This sequel to The Secret School (2001) con­tin­ues the sto­ry of 14-year-old Ida, who leaves her home on a Col­orado farm in 1925 to attend high school in Steam­boat Springs. Ida boards with Trudy, a woman mourn­ing for her fiancé, who fought in the Great War and died dur­ing the 1918 pan­dem­ic. Besides encour­ag­ing Ida to work hard and avoid annoy­ing the prin­ci­pal, Trudy express­es con­cern that Ida is influ­enced too much by her “secret sis­ters” (a small group of new class­mates), par­tic­u­lar­ly live­ly, rebel­lious Lulu. When stress­ful sit­u­a­tions arise, Ida han­dles them with sup­port from those around her and with increas­ing con­fi­dence in her­self and her val­ues. While Avi focus­es pri­mar­i­ly on Ida’s excite­ment, wor­ries, and growth as her world expands, cer­tain ele­ments place the sto­ry firm­ly with­in its his­tor­i­cal con­text. These include the increas­ing sup­port of women’s rights, the wide­spread adop­tion of inno­va­tions such as radio, elec­tric lights, and tele­phones, and Lulu’s use of flap­per slang, which is trans­lat­ed with­in the text and the append­ed glos­sary. An enjoy­able his­tor­i­cal nov­el with a lik­able hero­ine. (Car­olyn Phe­lan, Book­list)

Ida Bid­son attend­ed a one-room school­house, but in Sep­tem­ber 1925, she says good­bye to her fam­i­ly. She won’t be home for two months. Ida dreams of being a teacher, so she must go 20 miles away to high school. Kind coun­ty school inspec­tor Miss Sedgewick lets Ida board with her for free, and every­thing feels so mod­ern: indoor plumb­ing, elec­tric­i­ty, and a tele­phone! Ida’s anx­ious to please but wres­tles with what’s con­sid­ered prop­er and what oth­er peo­ple think of her. When she makes some friends, they form the Secret Sis­ters club to try new things and help each oth­er in school. But the girls end up on the bad side of the prin­ci­pal, who has firm atti­tudes about lady­like behav­ior, women vot­ers, and the capa­bil­i­ty of rur­al stu­dents and threat­ens to expel them. Get­ting good grades on the upcom­ing midterm exams is crit­i­cal. While main­tain­ing a sol­id ground­ing in the 1920s, the nov­el tack­les self-dis­cov­ery amid chal­leng­ing sit­u­a­tions, includ­ing deal­ing with peer pres­sure, misog­y­ny, clas­sism, and gen­er­al unfair­ness, in ways con­tem­po­rary read­ers will find acces­si­ble and relat­able. His­tor­i­cal facts are mem­o­rably and organ­i­cal­ly con­veyed through Ida’s innate curios­i­ty. Char­ac­ters read White; one of Ida’s friends is from an immi­grant min­ing com­mu­ni­ty, and her name cues as hav­ing East Euro­pean her­itage. One for smart, out­spo­ken kids look­ing for their places in the world. (Kirkus Reviews)
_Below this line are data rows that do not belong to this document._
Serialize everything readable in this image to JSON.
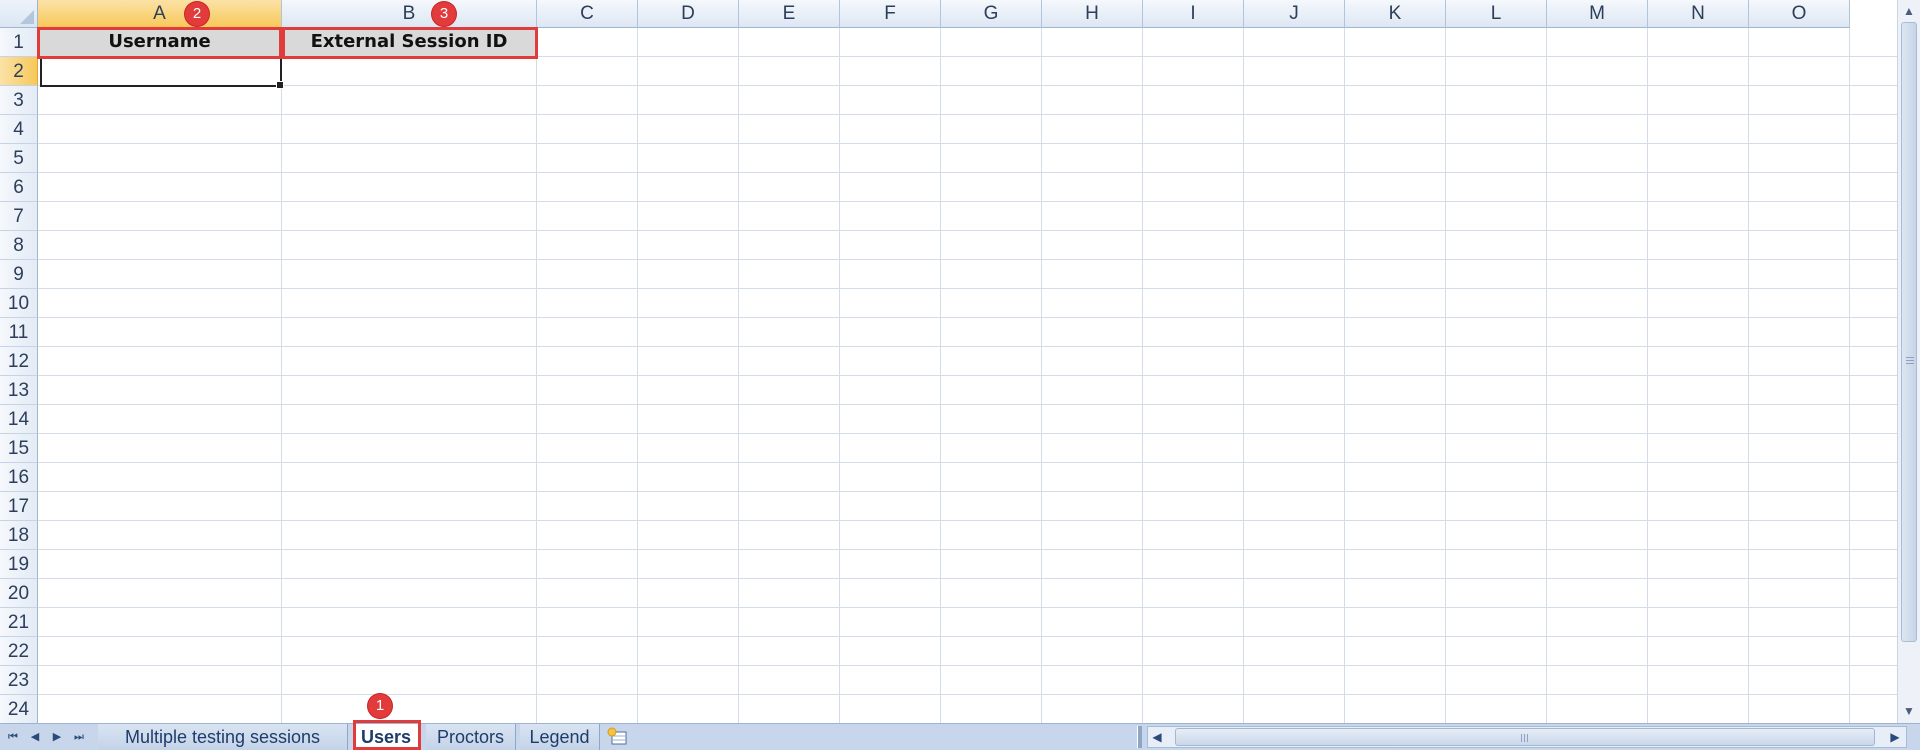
{
  "columns": [
    "A",
    "B",
    "C",
    "D",
    "E",
    "F",
    "G",
    "H",
    "I",
    "J",
    "K",
    "L",
    "M",
    "N",
    "O"
  ],
  "rows": [
    "1",
    "2",
    "3",
    "4",
    "5",
    "6",
    "7",
    "8",
    "9",
    "10",
    "11",
    "12",
    "13",
    "14",
    "15",
    "16",
    "17",
    "18",
    "19",
    "20",
    "21",
    "22",
    "23",
    "24"
  ],
  "selected_column": "A",
  "selected_row": "2",
  "header_row": {
    "A1": "Username",
    "B1": "External Session ID"
  },
  "active_cell": "A2",
  "sheet_tabs": [
    {
      "label": "Multiple testing sessions",
      "active": false
    },
    {
      "label": "Users",
      "active": true
    },
    {
      "label": "Proctors",
      "active": false
    },
    {
      "label": "Legend",
      "active": false
    }
  ],
  "annotations": {
    "badge_1": "1",
    "badge_2": "2",
    "badge_3": "3"
  },
  "colors": {
    "highlight": "#e03c3c",
    "selected_header": "#f7c85a",
    "header_cell_fill": "#d9d9d9"
  },
  "icons": {
    "first_sheet": "first-sheet-icon",
    "prev_sheet": "prev-sheet-icon",
    "next_sheet": "next-sheet-icon",
    "last_sheet": "last-sheet-icon",
    "insert_sheet": "insert-sheet-icon"
  }
}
buy the book 
read the first book about Ida:
if you liked this book, try: